Many people rate snakes among their biggest fears, but for senior biology major Caylie Funk, working with timber rattlers is just part of the job. Caylie began her research on rattlesnake metabolic rates over the summer, and was immediately faced with a steep learning curve when it came to equipment, repairs and methodology. But thanks to her own dedication and a great research team, she is now ready to engage with her honors research in an even more expert way as she continues her work into the fall semester.
First, I should begin with a quick explanation of my research. After an individual ingests a meal, there is a spike in metabolic rate due to digestion, absorption and the subsequent growth; this process is called Specific Dynamic Action (SDA). My research will evaluate the SDA response in timber rattlesnakes after giving them a small, medium or large meal. We will do this by placing the snakes in a metabolic chamber and recording their CO2 output and O2 intake. The equipment we use is really fascinating because it allows us to see the snakes breathe in real time. With timber rattlesnakes, we must record their metabolic rate for fourteen days after giving them their meal. I will visit the lab every day to restart data collection and recalibrate the very sensitive O2 meter. Based on the eventual findings of my study, future work can focus on the energetic costs of digestion and growth from total SDA response. This could lead to a better understanding of how ingested energy is used for processes such as lean growth (muscle mass) and storage (fat).
This summer research period was a huge learning experience. The respirometry equipment we use for my research is complicated and sensitive to errors, so the first two-thirds of this summer were utilized as a training period. Human anatomy instructor and Ph.D candidate in Dr. Beaupre’s lab, Jason Ortega, has spent an extensive amount of time teaching me, answered a million questions and even allowed me to take part in recording data in his last few trials with cottonmouths. The training was extremely beneficial and I am now able to run my experimental trials without assistance, at least for the most part, as working with venomous snakes requires a more experienced hand (i.e. not an undergraduate).
Before jumping into official trials, we decided to perform a couple of trial runs to determine the appropriate size of chamber, what size mice to use, and if the snakes will eat in the chambers. Believe it or not, snakes can be very picky. We first tried a mouse size called “fuzzy,” which is a relatively small size and allows us to get closer to the intended meal mass. However, we ended up using a comically large number of fuzzies for one snake (11 per snake). For our smallest guy, this was too many morsels for him to eat and he only ate 6 of the 11. Another snake refused to eat in the chamber and we had to remove him and feed him in a separate location, in which he did finally eat. In addition to picky snakes, we noticed some of the tubing in the equipment was beginning to crack, so we needed replacement parts.

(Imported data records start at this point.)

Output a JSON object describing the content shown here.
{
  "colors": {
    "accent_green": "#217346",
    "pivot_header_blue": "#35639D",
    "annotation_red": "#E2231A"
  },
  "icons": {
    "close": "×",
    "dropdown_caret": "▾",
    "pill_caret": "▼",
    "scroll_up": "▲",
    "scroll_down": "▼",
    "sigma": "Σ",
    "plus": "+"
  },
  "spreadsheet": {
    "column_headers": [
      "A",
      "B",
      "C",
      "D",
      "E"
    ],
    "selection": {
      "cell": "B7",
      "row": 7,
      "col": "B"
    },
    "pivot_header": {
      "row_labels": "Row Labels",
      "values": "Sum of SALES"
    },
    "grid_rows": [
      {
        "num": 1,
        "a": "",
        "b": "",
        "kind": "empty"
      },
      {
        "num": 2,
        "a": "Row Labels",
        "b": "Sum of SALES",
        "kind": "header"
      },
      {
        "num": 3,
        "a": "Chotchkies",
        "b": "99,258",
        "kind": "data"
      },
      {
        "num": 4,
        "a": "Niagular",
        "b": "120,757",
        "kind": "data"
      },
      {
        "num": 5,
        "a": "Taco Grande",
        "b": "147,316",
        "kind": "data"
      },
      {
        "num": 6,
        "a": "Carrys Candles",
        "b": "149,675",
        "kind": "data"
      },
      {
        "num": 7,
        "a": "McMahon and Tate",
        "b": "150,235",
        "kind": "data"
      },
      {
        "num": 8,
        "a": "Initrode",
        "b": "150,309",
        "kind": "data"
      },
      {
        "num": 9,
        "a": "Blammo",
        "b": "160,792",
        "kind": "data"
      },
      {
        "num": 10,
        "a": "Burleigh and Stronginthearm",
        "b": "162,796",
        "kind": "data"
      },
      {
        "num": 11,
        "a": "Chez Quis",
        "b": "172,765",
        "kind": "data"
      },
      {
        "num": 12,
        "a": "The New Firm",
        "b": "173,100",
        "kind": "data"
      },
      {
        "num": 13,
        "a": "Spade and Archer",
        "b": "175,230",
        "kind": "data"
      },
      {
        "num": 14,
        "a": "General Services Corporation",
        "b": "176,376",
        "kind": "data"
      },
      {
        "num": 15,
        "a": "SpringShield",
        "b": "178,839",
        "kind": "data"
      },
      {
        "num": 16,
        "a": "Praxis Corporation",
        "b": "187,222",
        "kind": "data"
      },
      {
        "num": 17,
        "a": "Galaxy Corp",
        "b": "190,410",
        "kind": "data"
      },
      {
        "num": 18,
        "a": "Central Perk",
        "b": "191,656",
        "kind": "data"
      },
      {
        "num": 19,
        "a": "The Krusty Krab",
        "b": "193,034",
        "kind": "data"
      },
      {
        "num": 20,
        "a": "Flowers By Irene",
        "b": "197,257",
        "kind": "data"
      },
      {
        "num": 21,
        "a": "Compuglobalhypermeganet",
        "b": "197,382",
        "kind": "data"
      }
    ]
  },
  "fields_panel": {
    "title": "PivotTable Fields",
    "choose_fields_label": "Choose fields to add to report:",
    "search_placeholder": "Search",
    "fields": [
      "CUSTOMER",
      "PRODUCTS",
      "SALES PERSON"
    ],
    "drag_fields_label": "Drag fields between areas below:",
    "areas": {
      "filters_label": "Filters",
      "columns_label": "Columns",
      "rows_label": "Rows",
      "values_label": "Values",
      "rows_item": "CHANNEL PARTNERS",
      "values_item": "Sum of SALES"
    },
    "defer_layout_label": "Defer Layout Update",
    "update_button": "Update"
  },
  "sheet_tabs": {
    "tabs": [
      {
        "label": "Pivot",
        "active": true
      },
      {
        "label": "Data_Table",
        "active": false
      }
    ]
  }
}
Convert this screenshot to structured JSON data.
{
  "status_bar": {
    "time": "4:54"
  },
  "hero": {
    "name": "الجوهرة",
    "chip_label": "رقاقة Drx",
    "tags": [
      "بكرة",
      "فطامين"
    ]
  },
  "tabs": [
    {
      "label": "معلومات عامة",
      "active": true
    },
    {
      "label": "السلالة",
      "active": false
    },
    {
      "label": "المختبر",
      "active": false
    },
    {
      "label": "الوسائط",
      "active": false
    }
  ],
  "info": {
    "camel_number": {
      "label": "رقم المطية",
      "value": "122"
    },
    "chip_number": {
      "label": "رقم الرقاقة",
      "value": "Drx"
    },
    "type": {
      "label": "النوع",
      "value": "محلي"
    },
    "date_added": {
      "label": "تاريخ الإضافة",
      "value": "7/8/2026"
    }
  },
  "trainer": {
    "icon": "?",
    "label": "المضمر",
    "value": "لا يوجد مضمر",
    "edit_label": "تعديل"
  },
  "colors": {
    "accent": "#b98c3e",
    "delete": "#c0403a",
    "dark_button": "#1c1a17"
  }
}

After the first trial, we ordered new tubing and parts for the complex respirometry set up and Jason (the expert on the equipment) did most of the repairs. We also ordered a slightly larger size of mouse (“weanlings”) to reduce the number of mice we give each snake. Since it took a while for the parts and mice to come in, we are currently about to begin a second practice run, and I am very excited to see how it goes. Finally, in addition to training, Jason and I have been working on a “user manual” for the respirometry equipment so future users will not have to track down me or Jason for guidance. The process of writing the manual allowed me to gain a better understanding of the processes and machinery and I was able to become proficient in the equipment relatively quickly. As long as things go as planned we should begin official trials in mid-September!